Public Employees for Environmental Responsibility, a watchdog organization, has formally complained about the investigation. In its complaint, the group includes portions of an interview the Department of the Interior inspector general conducted with Monnett. From the transcript, it appears that they were concerned about the method Monnett and his colleague had used to achieve a rough estimate of the mortality rate. The group writes that "it became clear that the IG agents were focused on what in their mind was a disparity but was, in fact, their inability to understand the note.”
And, if you read the transcript, the investigators do seem tangled up. Here's a sample:
CHARLES MONNETT: Uh, well 11 percent is one-ninth of 100 percent. Nine times 11 is 99 percent. Is that, is that clear?
ERIC MAY: Well, now, seven of 11 – seven of what number is 11 percent? Shouldn’t that be – that’s 63, correct?
CHARLES MONNETT: What?
ERIC MAY: So you said this is –
CHARLES MONNETT: Seven/11ths this is –
ERIC MAY: No, no, no, no, no. This, this is, this is 11 – seven is what number of 11 percent?
CHARLES MONNETT: Seven?
ERIC MAY: Yeah.
CHARLES MONNETT: Is what number of 11 percent?
ERIC MAY: Eleven percent, right.
CHARLES MONNETT: Well, I don’t know. I don’t even know what you’re talking about. It makes no sense.
It can be hard to talk about math without a pen and paper in front of you, but this conversation is not reassuring on the count of the investigators’ math skills (they also told Monnett they had no formal training in science or biology). In the transcript, Monnett indicates that he'd gotten flack from his superiors for the report. He worked for the agency then known as the Minerals Management Service, which is known for being chummy with the extraction industries, and according to the New York Times Monnett said that his bosses "don’t want any impediment to, you know, what they view as their mission, which is to, you know, drill wells."
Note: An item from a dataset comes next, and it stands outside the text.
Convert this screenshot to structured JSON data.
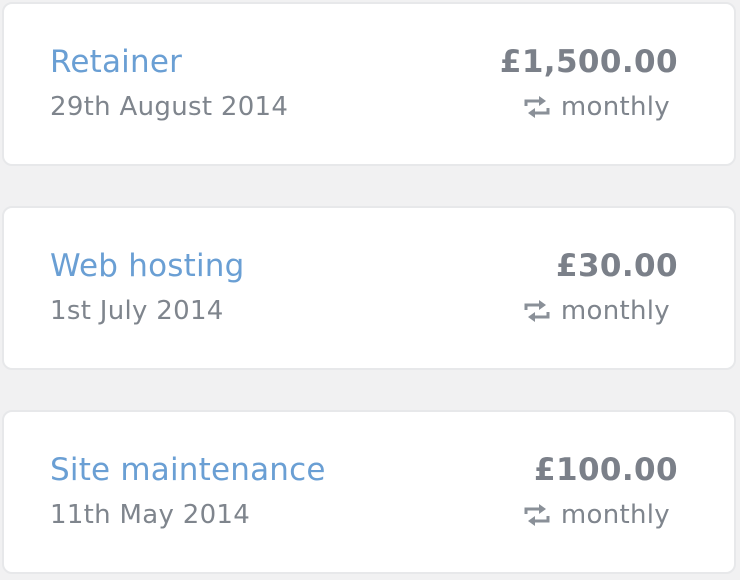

It's unclear why the IG is investigating Monnett at this particular moment. It’s even less clear after you read PEER’s transcript excerpts, which are fucking bananas.
Get Grist in your inbox